Comptrollers OFfice

Texas Comptroller Glenn Hegar announced today that for the
second consecutive year, Texas will not have to borrow money to meet its
cash flow needs.

Sound fiscal management, conservative budgeting and responsible stewardship
of the state’s Economic Stabilization Fund (ESF) will allow the state to
manage cash-flow challenges without issuing Texas Tax and Revenue
Anticipation Notes for fiscal 2017.

The state has historically issued these short-term (one year or less) debt
obligations, also called TRANs, to address periodic mismatches between
revenues and expenditures during the fiscal year. These anticipated
mismatches result primarily from the state providing nearly 50 percent of
its payments to local school districts in the first three months of the
fiscal year.

Prior to Hegar’s decision to refrain from unnecessary borrowing for fiscal
2016, Texas had issued TRANs annually for nearly three decades. Despite
ongoing weakness in the energy sector, Texas’ diverse economy has generated
revenues and fund balances that allow the state to again forgo issuing
these short-term obligations for fiscal 2017, which begins on Sept. 1.
According to the National Association of State Budget Officers, Texas’ ESF
is the largest fund of its kind in the nation, accounting for 23 percent of
all such revenues in the 50 states.

“As I have continued to say, Texas’ diverse and dynamic economy has
weathered this downturn in energy prices significantly better than other
energy-producing states, meaning we still have the ability to do the
fiscally responsible thing and avoid unnecessary borrowing,” Hegar said.
“Texans know you don’t borrow when you don’t need to and Texas government
should follow the same principle.”

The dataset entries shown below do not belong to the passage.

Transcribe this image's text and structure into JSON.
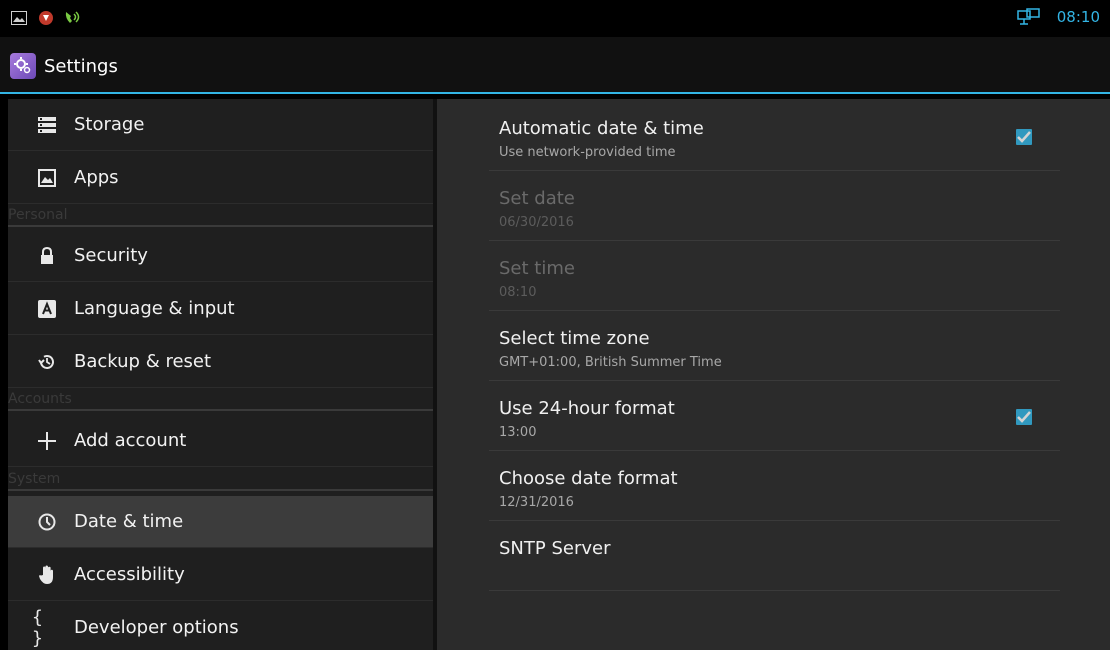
{
  "status_bar": {
    "icons_left": [
      "gallery-icon",
      "record-icon",
      "call-icon"
    ],
    "icons_right": [
      "network-icon"
    ],
    "time": "08:10"
  },
  "action_bar": {
    "app_icon": "settings-gear-icon",
    "title": "Settings"
  },
  "sidebar": {
    "items": [
      {
        "label": "Storage",
        "icon": "storage-icon"
      },
      {
        "label": "Apps",
        "icon": "apps-icon"
      },
      {
        "label": "Security",
        "icon": "lock-icon"
      },
      {
        "label": "Language & input",
        "icon": "keyboard-icon"
      },
      {
        "label": "Backup & reset",
        "icon": "backup-icon"
      },
      {
        "label": "Add account",
        "icon": "plus-icon"
      },
      {
        "label": "Date & time",
        "icon": "clock-icon",
        "selected": true
      },
      {
        "label": "Accessibility",
        "icon": "hand-icon"
      },
      {
        "label": "Developer options",
        "icon": "braces-icon"
      }
    ],
    "sections": [
      "Personal",
      "Accounts",
      "System"
    ]
  },
  "preferences": [
    {
      "title": "Automatic date & time",
      "summary": "Use network-provided time",
      "checked": true,
      "enabled": true
    },
    {
      "title": "Set date",
      "summary": "06/30/2016",
      "enabled": false
    },
    {
      "title": "Set time",
      "summary": "08:10",
      "enabled": false
    },
    {
      "title": "Select time zone",
      "summary": "GMT+01:00, British Summer Time",
      "enabled": true
    },
    {
      "title": "Use 24-hour format",
      "summary": "13:00",
      "checked": true,
      "enabled": true
    },
    {
      "title": "Choose date format",
      "summary": "12/31/2016",
      "enabled": true
    },
    {
      "title": "SNTP Server",
      "summary": "",
      "enabled": true
    }
  ],
  "colors": {
    "accent": "#33b5e5",
    "background": "#000000",
    "left_pane": "#1f1f1f",
    "right_pane": "#2b2b2b",
    "selected_row": "#3c3c3c"
  }
}
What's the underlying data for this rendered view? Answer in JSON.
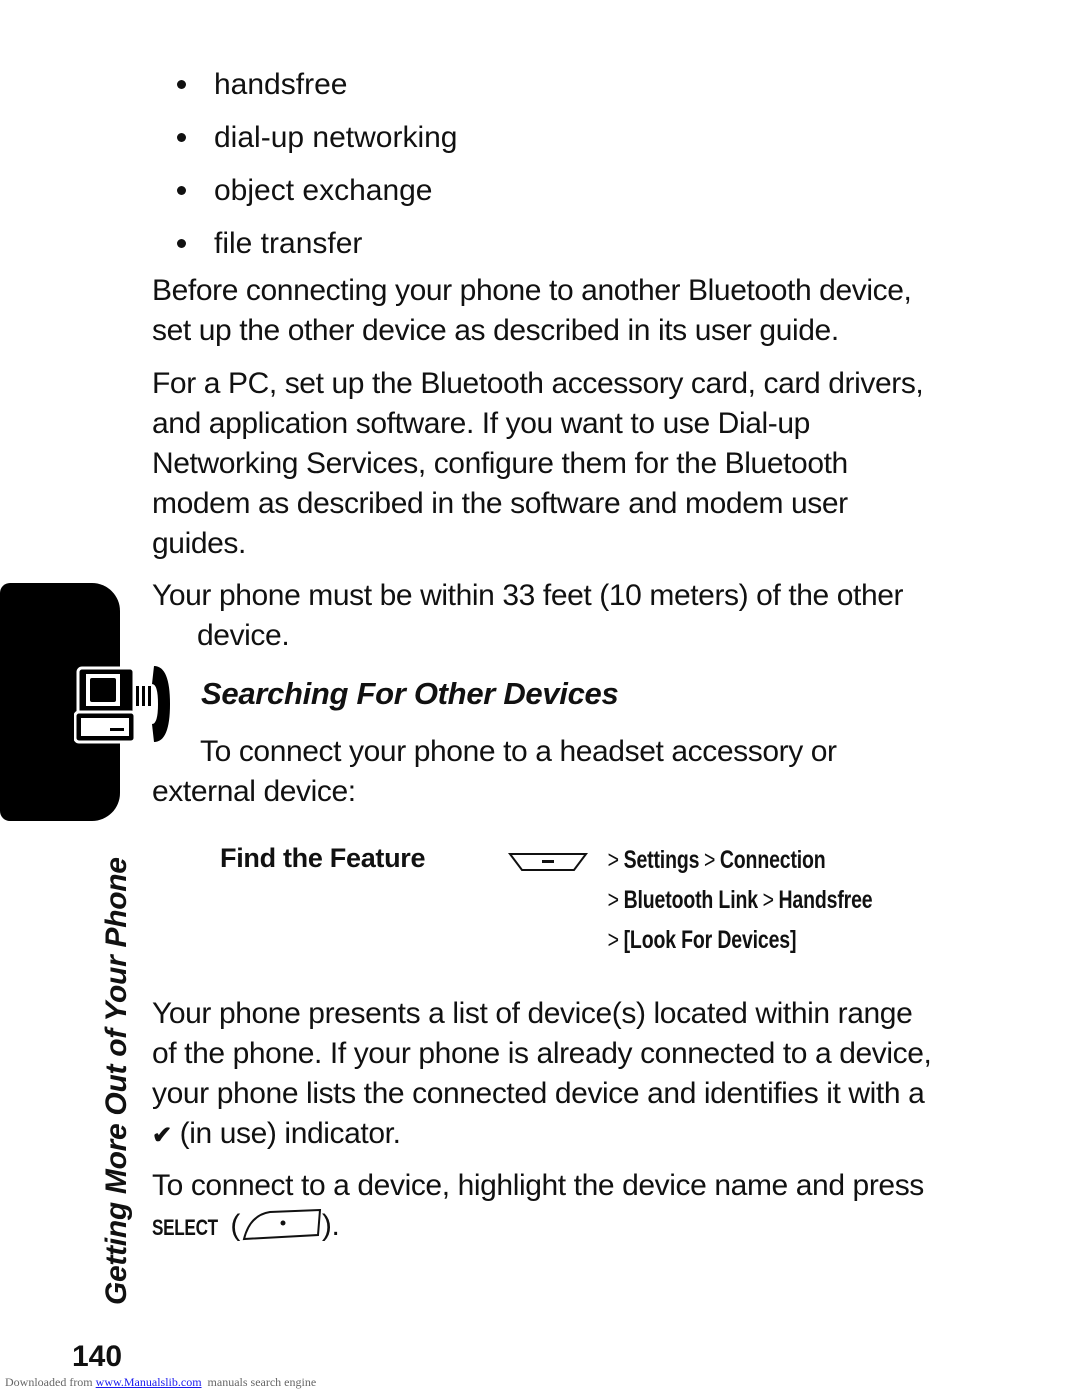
{
  "bullets": [
    "handsfree",
    "dial-up networking",
    "object exchange",
    "file transfer"
  ],
  "paragraphs": {
    "before_connecting": "Before connecting your phone to another Bluetooth device, set up the other device as described in its user guide.",
    "for_pc": "For a PC, set up the Bluetooth accessory card, card drivers, and application software. If you want to use Dial-up Networking Services, configure them for the Bluetooth modem as described in the software and modem user guides.",
    "range": "Your phone must be within 33 feet (10 meters) of the other device.",
    "intro": "To connect your phone to a headset accessory or external device:",
    "presents_list_a": "Your phone presents a list of device(s) located within range of the phone. If your phone is already connected to a device, your phone lists the connected device and identifies it with a",
    "presents_list_b": "(in use) indicator.",
    "connect_a": "To connect to a device, highlight the device name and press",
    "connect_key": "SELECT",
    "connect_b": ")."
  },
  "section": {
    "heading": "Searching For Other Devices",
    "tab_icon": "pc-phone-connection-icon",
    "side_title": "Getting More Out of Your Phone"
  },
  "find_feature": {
    "label": "Find the Feature",
    "key_icon": "menu-key-icon",
    "path": [
      [
        "Settings",
        "Connection"
      ],
      [
        "Bluetooth Link",
        "Handsfree"
      ],
      [
        "[Look For Devices]"
      ]
    ]
  },
  "indicator_icon": "checkmark-icon",
  "select_key_icon": "select-softkey-icon",
  "page_number": "140",
  "footer": {
    "prefix": "Downloaded from ",
    "link": "www.Manualslib.com",
    "suffix": "  manuals search engine"
  }
}
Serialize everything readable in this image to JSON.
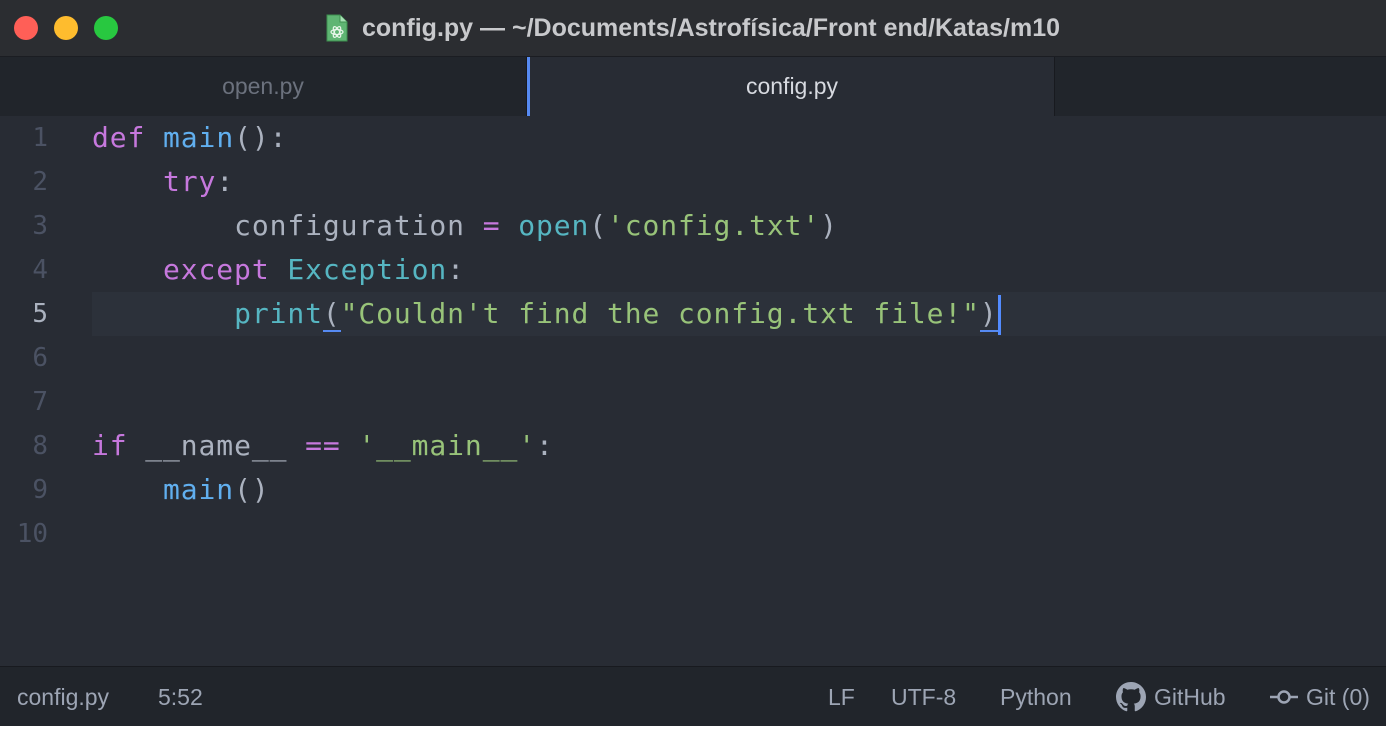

The state will bridge the gap between expenditures and revenues using
available funds accessed through a combination of intrafund and interfund
borrowing. Intrafund borrowing taps available General Revenue Fund cash
balances, while interfund borrowing taps funds outside of general revenue
such as the ESF, also known as the “Rainy Day Fund.”

As revenues come in, the state will repay the borrowed funds with interest
as required by law. The agency anticipates all funds to be repaid by May
2017, coinciding with the receipt of 2017 franchise tax revenues. Franchise
tax revenues in 2016 came in ahead of estimates in the Comptroller’s
Certification Revenue Estimate despite the drag continued low oil prices
have placed on some segments of the economy.

“With approximately $9.66 billion currently in the state’s Rainy Day Fund,
Texas’ available large cash balances represent tremendous assets for the
state and its taxpayers,” Hegar said. “We are fortunate to be in a position
to put those assets to work for us. By tapping these resources rather than
borrowing in the short term, we are continuing the sound fiscal management
that has kept our state on solid economic footing.”